University unveils new £200,000 telescope at Alston Observatory

Astronomy fans in Preston are celebrating after the University of Central Lancashire (UCLan) unveiled a new £200,000 telescope.

The highly specialised 0.7m diametre mirror Altitude-Azimuth reflecting telescope has taken pride of place at the University’s Alston Observatory.

It is the largest telescope of its kind at a university in the north of England and the third largest in the UK.

Professor Derek Ward-Thompson, Director of UCLan’s Jeremiah Horrocks Institute, said: “This is such a unique telescope because of its sheer size. Where a smaller telescope can see planets and the moon, this can see distant galaxies, nebulae and ‘deep sky objects’ so it’s very exciting. Throughout our extensive tests we have already taken detailed shots of the moon, Orion and Jupiter.”

“It’s also special because it will be used by our undergraduates rather than postgraduates and PhD students. It’s a huge draw for new students to know they will be using such a fantastic scope on a regular basis for their undergraduate studies.”

In addition, local community groups will have the opportunity to use the 2.1metre high scope, with Nasmyth focus.

He said: “Astronomy is very popular and as such we do a lot of outreach work with schools, children’s clubs, like the Brownies and Cubs, but also with local astronomical groups and societies.
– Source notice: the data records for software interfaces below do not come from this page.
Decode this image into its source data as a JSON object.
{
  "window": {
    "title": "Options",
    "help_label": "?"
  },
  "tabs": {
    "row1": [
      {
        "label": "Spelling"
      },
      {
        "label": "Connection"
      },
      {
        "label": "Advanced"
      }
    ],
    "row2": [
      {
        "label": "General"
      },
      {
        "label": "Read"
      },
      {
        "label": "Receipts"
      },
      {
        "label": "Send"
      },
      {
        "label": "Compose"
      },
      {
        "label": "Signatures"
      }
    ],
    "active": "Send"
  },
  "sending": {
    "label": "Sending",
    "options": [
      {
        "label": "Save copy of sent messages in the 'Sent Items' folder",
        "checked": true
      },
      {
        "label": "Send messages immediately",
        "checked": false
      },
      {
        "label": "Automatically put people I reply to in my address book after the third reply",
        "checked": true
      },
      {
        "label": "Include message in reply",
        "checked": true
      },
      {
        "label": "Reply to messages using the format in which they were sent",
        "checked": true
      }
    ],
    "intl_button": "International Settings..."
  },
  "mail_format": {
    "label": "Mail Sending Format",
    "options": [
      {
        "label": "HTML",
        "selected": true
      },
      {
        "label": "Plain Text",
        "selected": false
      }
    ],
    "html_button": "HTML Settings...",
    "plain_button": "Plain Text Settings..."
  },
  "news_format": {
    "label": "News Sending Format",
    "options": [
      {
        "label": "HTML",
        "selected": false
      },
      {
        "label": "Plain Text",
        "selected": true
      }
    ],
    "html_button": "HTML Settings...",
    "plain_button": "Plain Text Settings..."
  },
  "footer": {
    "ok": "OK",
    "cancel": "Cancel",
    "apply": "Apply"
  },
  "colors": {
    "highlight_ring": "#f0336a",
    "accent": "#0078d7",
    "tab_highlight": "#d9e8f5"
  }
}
This new telescope means we can show even more of the universe to lots of interested parties.”

The telescope has been dedicated to Moses Holden, a lecturer who taught astronomy at Institute for the Diffusion of Knowledge (now UCLan) back in 1828. A plaque was unveiled by his biographer Stephen Halliwell.

Created by Planewave, in America, and imported by Green Witch, the telescope was delivered to the Alston site in August 2015. It was delicately craned into the building in two sections before the installation took place over the winter months. It was mounted on a solid concrete plinth, based on foundations more than a metre underground, and isolated from the rest of the building to avoid vibrations. The telescope ‘tube’ is constructed of carbon-fibre rods supporting the secondary mirror while the primary mirror sits in a yoke mount allowing the telescope to rotate both horizontally and vertically.

See the photo album of the launch event here.